TO DO: Each of the following records is to be output exactly.

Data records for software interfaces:
#####

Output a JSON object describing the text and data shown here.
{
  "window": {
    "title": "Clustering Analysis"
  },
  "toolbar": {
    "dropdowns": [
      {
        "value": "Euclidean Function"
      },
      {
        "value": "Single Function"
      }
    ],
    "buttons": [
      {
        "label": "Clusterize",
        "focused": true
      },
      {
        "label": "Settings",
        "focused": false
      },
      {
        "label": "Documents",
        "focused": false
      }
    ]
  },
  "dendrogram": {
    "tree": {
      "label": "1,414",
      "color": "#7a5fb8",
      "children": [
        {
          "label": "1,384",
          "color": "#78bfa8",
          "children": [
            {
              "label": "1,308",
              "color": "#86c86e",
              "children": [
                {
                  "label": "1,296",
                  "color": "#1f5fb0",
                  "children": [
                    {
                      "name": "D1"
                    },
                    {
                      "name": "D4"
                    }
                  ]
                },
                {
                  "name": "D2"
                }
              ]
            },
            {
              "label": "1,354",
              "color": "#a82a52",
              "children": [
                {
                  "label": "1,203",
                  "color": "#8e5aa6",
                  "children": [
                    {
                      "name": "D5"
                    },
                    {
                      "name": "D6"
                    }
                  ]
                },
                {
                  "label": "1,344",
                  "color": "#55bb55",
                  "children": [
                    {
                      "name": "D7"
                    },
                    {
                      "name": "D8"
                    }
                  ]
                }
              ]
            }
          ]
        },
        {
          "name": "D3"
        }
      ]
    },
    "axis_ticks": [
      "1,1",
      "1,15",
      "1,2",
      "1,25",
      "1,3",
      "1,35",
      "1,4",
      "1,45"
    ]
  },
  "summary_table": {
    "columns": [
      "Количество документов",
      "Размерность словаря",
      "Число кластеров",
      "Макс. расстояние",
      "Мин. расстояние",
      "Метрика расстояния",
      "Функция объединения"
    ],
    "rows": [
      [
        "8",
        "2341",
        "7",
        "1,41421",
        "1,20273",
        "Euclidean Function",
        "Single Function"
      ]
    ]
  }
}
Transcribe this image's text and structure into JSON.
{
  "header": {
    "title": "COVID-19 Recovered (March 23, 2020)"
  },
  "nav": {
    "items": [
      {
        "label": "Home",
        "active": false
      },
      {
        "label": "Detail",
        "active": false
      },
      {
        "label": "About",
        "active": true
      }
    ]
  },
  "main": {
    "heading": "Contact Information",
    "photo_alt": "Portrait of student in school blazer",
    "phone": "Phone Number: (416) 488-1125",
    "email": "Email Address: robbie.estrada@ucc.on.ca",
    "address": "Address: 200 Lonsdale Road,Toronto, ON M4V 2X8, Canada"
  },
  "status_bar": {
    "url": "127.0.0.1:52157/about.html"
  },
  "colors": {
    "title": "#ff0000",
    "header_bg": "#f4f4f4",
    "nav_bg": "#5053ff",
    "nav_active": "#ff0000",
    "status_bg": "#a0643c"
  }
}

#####

SOLUTION TO THE PROBLEM:
Output a JSON object describing the text and data shown here.
{
  "window": {
    "title": "Clustering Analysis"
  },
  "toolbar": {
    "dropdowns": [
      {
        "value": "Euclidean Function"
      },
      {
        "value": "Single Function"
      }
    ],
    "buttons": [
      {
        "label": "Clusterize",
        "focused": true
      },
      {
        "label": "Settings",
        "focused": false
      },
      {
        "label": "Documents",
        "focused": false
      }
    ]
  },
  "dendrogram": {
    "tree": {
      "label": "1,414",
      "color": "#7a5fb8",
      "children": [
        {
          "label": "1,384",
          "color": "#78bfa8",
          "children": [
            {
              "label": "1,308",
              "color": "#86c86e",
              "children": [
                {
                  "label": "1,296",
                  "color": "#1f5fb0",
                  "children": [
                    {
                      "name": "D1"
                    },
                    {
                      "name": "D4"
                    }
                  ]
                },
                {
                  "name": "D2"
                }
              ]
            },
            {
              "label": "1,354",
              "color": "#a82a52",
              "children": [
                {
                  "label": "1,203",
                  "color": "#8e5aa6",
                  "children": [
                    {
                      "name": "D5"
                    },
                    {
                      "name": "D6"
                    }
                  ]
                },
                {
                  "label": "1,344",
                  "color": "#55bb55",
                  "children": [
                    {
                      "name": "D7"
                    },
                    {
                      "name": "D8"
                    }
                  ]
                }
              ]
            }
          ]
        },
        {
          "name": "D3"
        }
      ]
    },
    "axis_ticks": [
      "1,1",
      "1,15",
      "1,2",
      "1,25",
      "1,3",
      "1,35",
      "1,4",
      "1,45"
    ]
  },
  "summary_table": {
    "columns": [
      "Количество документов",
      "Размерность словаря",
      "Число кластеров",
      "Макс. расстояние",
      "Мин. расстояние",
      "Метрика расстояния",
      "Функция объединения"
    ],
    "rows": [
      [
        "8",
        "2341",
        "7",
        "1,41421",
        "1,20273",
        "Euclidean Function",
        "Single Function"
      ]
    ]
  }
}
Transcribe this image's text and structure into JSON.
{
  "header": {
    "title": "COVID-19 Recovered (March 23, 2020)"
  },
  "nav": {
    "items": [
      {
        "label": "Home",
        "active": false
      },
      {
        "label": "Detail",
        "active": false
      },
      {
        "label": "About",
        "active": true
      }
    ]
  },
  "main": {
    "heading": "Contact Information",
    "photo_alt": "Portrait of student in school blazer",
    "phone": "Phone Number: (416) 488-1125",
    "email": "Email Address: robbie.estrada@ucc.on.ca",
    "address": "Address: 200 Lonsdale Road,Toronto, ON M4V 2X8, Canada"
  },
  "status_bar": {
    "url": "127.0.0.1:52157/about.html"
  },
  "colors": {
    "title": "#ff0000",
    "header_bg": "#f4f4f4",
    "nav_bg": "#5053ff",
    "nav_active": "#ff0000",
    "status_bg": "#a0643c"
  }
}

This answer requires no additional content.